▶ Problem details: Please give all of the data again, character for character, and drop the pictures.

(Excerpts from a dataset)
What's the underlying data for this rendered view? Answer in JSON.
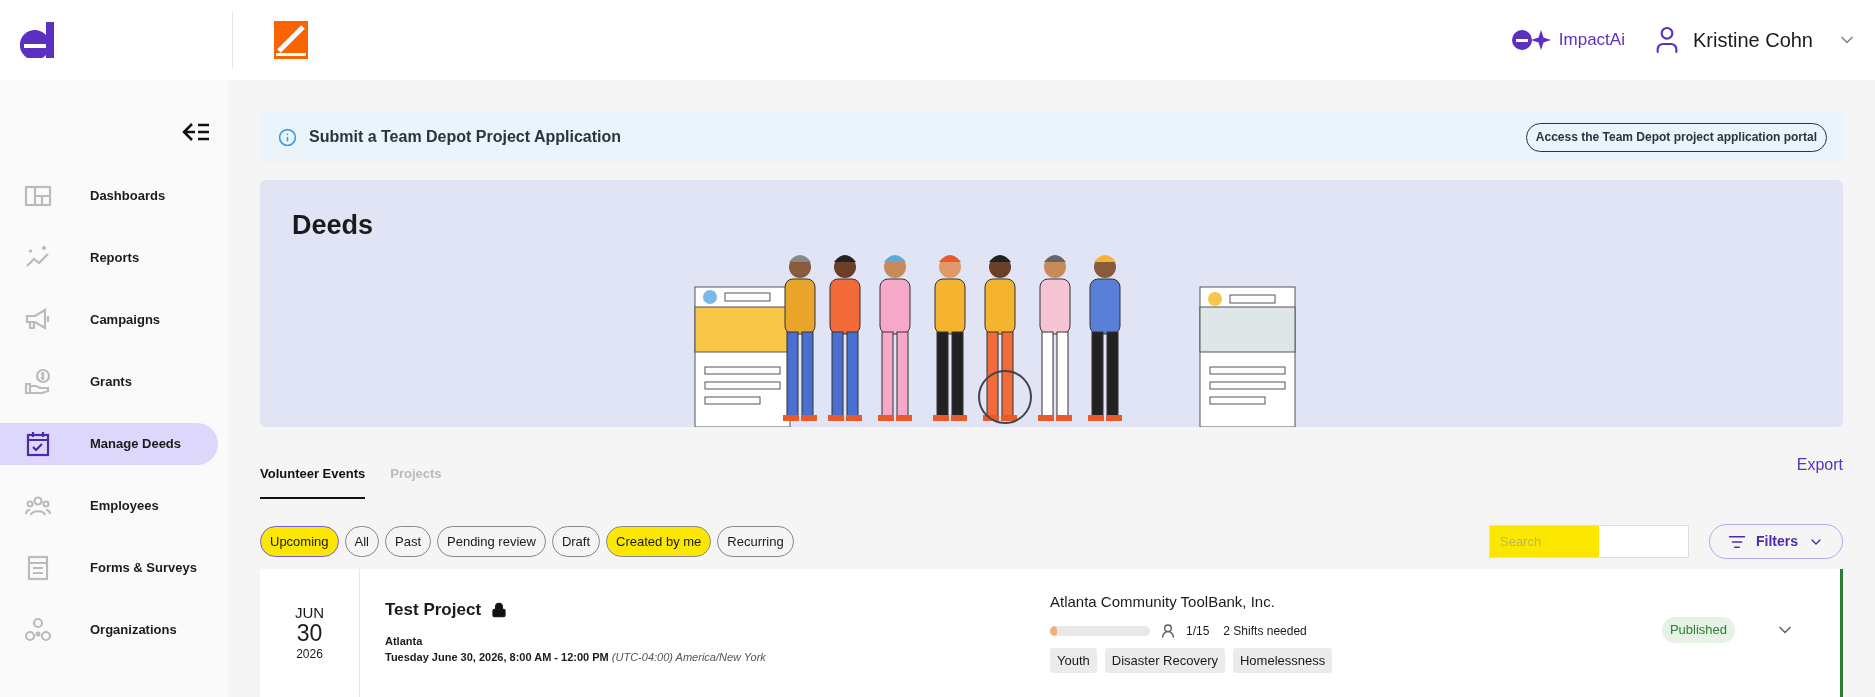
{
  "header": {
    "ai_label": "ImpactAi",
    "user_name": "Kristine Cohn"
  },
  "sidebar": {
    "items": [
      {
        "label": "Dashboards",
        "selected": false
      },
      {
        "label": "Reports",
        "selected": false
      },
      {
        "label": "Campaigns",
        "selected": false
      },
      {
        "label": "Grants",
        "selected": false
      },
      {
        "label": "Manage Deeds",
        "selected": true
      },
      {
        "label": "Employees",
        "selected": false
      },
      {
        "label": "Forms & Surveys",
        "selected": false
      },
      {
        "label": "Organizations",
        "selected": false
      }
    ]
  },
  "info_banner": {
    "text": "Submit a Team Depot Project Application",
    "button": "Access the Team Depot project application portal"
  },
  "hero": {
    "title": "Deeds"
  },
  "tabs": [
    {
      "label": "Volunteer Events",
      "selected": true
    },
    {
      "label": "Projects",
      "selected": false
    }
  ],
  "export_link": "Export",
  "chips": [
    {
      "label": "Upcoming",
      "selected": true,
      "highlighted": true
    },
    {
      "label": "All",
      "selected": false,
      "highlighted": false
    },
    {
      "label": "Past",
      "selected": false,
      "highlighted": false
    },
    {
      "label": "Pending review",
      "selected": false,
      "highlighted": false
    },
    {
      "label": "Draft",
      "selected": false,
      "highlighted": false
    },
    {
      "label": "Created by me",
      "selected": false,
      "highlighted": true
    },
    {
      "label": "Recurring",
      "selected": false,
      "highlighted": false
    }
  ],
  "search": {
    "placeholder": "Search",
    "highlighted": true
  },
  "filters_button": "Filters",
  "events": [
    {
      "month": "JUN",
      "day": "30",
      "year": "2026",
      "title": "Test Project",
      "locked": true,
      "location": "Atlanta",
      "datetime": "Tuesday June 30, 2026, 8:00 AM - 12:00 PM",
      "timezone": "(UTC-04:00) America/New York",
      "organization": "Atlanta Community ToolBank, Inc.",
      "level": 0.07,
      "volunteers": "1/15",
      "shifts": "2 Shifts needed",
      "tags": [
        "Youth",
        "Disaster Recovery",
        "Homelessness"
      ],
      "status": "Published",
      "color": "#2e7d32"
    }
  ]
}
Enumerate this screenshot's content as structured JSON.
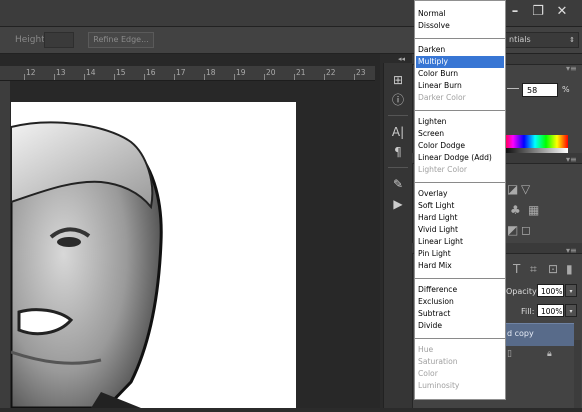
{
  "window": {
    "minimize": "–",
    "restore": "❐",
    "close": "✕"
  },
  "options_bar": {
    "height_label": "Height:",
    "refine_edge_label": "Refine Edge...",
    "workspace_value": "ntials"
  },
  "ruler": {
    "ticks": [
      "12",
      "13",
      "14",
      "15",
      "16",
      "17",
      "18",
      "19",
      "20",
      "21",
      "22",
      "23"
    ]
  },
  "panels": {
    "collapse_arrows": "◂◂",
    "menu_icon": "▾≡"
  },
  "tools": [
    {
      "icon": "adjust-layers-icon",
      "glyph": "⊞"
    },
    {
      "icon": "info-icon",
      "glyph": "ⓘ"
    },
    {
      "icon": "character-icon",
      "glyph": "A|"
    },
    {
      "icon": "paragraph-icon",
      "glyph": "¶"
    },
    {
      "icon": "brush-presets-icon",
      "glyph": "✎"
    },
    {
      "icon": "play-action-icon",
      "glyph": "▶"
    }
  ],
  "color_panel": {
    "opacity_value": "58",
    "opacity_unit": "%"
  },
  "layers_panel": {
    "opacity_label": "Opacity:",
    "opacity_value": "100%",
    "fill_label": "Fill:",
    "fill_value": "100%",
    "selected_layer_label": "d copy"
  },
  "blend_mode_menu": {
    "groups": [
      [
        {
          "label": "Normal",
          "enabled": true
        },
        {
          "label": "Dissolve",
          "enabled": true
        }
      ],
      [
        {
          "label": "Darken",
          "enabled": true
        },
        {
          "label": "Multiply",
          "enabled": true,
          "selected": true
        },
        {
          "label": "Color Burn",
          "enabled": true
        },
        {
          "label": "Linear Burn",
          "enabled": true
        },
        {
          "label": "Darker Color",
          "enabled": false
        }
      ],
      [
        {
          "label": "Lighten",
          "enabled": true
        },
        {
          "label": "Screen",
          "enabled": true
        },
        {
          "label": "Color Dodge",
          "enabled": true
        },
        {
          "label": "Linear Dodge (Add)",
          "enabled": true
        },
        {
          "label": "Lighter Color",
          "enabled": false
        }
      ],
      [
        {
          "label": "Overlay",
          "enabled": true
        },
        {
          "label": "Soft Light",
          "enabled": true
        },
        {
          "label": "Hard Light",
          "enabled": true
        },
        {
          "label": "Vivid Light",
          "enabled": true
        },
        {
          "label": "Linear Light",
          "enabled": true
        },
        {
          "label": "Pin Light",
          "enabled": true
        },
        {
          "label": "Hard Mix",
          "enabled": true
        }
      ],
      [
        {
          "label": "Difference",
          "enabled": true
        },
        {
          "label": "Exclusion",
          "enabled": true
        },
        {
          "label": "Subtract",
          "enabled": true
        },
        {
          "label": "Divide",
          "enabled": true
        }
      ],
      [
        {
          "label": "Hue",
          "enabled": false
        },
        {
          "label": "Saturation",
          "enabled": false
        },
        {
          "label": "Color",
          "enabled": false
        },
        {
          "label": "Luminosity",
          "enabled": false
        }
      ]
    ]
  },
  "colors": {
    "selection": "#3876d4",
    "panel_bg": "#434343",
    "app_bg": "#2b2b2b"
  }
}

▶ Response to the task:
What's the underlying data for this rendered view? Answer in JSON.
{
  "header": {
    "ai_label": "ImpactAi",
    "user_name": "Kristine Cohn"
  },
  "sidebar": {
    "items": [
      {
        "label": "Dashboards",
        "selected": false
      },
      {
        "label": "Reports",
        "selected": false
      },
      {
        "label": "Campaigns",
        "selected": false
      },
      {
        "label": "Grants",
        "selected": false
      },
      {
        "label": "Manage Deeds",
        "selected": true
      },
      {
        "label": "Employees",
        "selected": false
      },
      {
        "label": "Forms & Surveys",
        "selected": false
      },
      {
        "label": "Organizations",
        "selected": false
      }
    ]
  },
  "info_banner": {
    "text": "Submit a Team Depot Project Application",
    "button": "Access the Team Depot project application portal"
  },
  "hero": {
    "title": "Deeds"
  },
  "tabs": [
    {
      "label": "Volunteer Events",
      "selected": true
    },
    {
      "label": "Projects",
      "selected": false
    }
  ],
  "export_link": "Export",
  "chips": [
    {
      "label": "Upcoming",
      "selected": true,
      "highlighted": true
    },
    {
      "label": "All",
      "selected": false,
      "highlighted": false
    },
    {
      "label": "Past",
      "selected": false,
      "highlighted": false
    },
    {
      "label": "Pending review",
      "selected": false,
      "highlighted": false
    },
    {
      "label": "Draft",
      "selected": false,
      "highlighted": false
    },
    {
      "label": "Created by me",
      "selected": false,
      "highlighted": true
    },
    {
      "label": "Recurring",
      "selected": false,
      "highlighted": false
    }
  ],
  "search": {
    "placeholder": "Search",
    "highlighted": true
  },
  "filters_button": "Filters",
  "events": [
    {
      "month": "JUN",
      "day": "30",
      "year": "2026",
      "title": "Test Project",
      "locked": true,
      "location": "Atlanta",
      "datetime": "Tuesday June 30, 2026, 8:00 AM - 12:00 PM",
      "timezone": "(UTC-04:00) America/New York",
      "organization": "Atlanta Community ToolBank, Inc.",
      "level": 0.07,
      "volunteers": "1/15",
      "shifts": "2 Shifts needed",
      "tags": [
        "Youth",
        "Disaster Recovery",
        "Homelessness"
      ],
      "status": "Published",
      "color": "#2e7d32"
    }
  ]
}
Enumerate this screenshot's content as structured JSON.
{
  "window": {
    "minimize": "–",
    "restore": "❐",
    "close": "✕"
  },
  "options_bar": {
    "height_label": "Height:",
    "refine_edge_label": "Refine Edge...",
    "workspace_value": "ntials"
  },
  "ruler": {
    "ticks": [
      "12",
      "13",
      "14",
      "15",
      "16",
      "17",
      "18",
      "19",
      "20",
      "21",
      "22",
      "23"
    ]
  },
  "panels": {
    "collapse_arrows": "◂◂",
    "menu_icon": "▾≡"
  },
  "tools": [
    {
      "icon": "adjust-layers-icon",
      "glyph": "⊞"
    },
    {
      "icon": "info-icon",
      "glyph": "ⓘ"
    },
    {
      "icon": "character-icon",
      "glyph": "A|"
    },
    {
      "icon": "paragraph-icon",
      "glyph": "¶"
    },
    {
      "icon": "brush-presets-icon",
      "glyph": "✎"
    },
    {
      "icon": "play-action-icon",
      "glyph": "▶"
    }
  ],
  "color_panel": {
    "opacity_value": "58",
    "opacity_unit": "%"
  },
  "layers_panel": {
    "opacity_label": "Opacity:",
    "opacity_value": "100%",
    "fill_label": "Fill:",
    "fill_value": "100%",
    "selected_layer_label": "d copy"
  },
  "blend_mode_menu": {
    "groups": [
      [
        {
          "label": "Normal",
          "enabled": true
        },
        {
          "label": "Dissolve",
          "enabled": true
        }
      ],
      [
        {
          "label": "Darken",
          "enabled": true
        },
        {
          "label": "Multiply",
          "enabled": true,
          "selected": true
        },
        {
          "label": "Color Burn",
          "enabled": true
        },
        {
          "label": "Linear Burn",
          "enabled": true
        },
        {
          "label": "Darker Color",
          "enabled": false
        }
      ],
      [
        {
          "label": "Lighten",
          "enabled": true
        },
        {
          "label": "Screen",
          "enabled": true
        },
        {
          "label": "Color Dodge",
          "enabled": true
        },
        {
          "label": "Linear Dodge (Add)",
          "enabled": true
        },
        {
          "label": "Lighter Color",
          "enabled": false
        }
      ],
      [
        {
          "label": "Overlay",
          "enabled": true
        },
        {
          "label": "Soft Light",
          "enabled": true
        },
        {
          "label": "Hard Light",
          "enabled": true
        },
        {
          "label": "Vivid Light",
          "enabled": true
        },
        {
          "label": "Linear Light",
          "enabled": true
        },
        {
          "label": "Pin Light",
          "enabled": true
        },
        {
          "label": "Hard Mix",
          "enabled": true
        }
      ],
      [
        {
          "label": "Difference",
          "enabled": true
        },
        {
          "label": "Exclusion",
          "enabled": true
        },
        {
          "label": "Subtract",
          "enabled": true
        },
        {
          "label": "Divide",
          "enabled": true
        }
      ],
      [
        {
          "label": "Hue",
          "enabled": false
        },
        {
          "label": "Saturation",
          "enabled": false
        },
        {
          "label": "Color",
          "enabled": false
        },
        {
          "label": "Luminosity",
          "enabled": false
        }
      ]
    ]
  },
  "colors": {
    "selection": "#3876d4",
    "panel_bg": "#434343",
    "app_bg": "#2b2b2b"
  }
}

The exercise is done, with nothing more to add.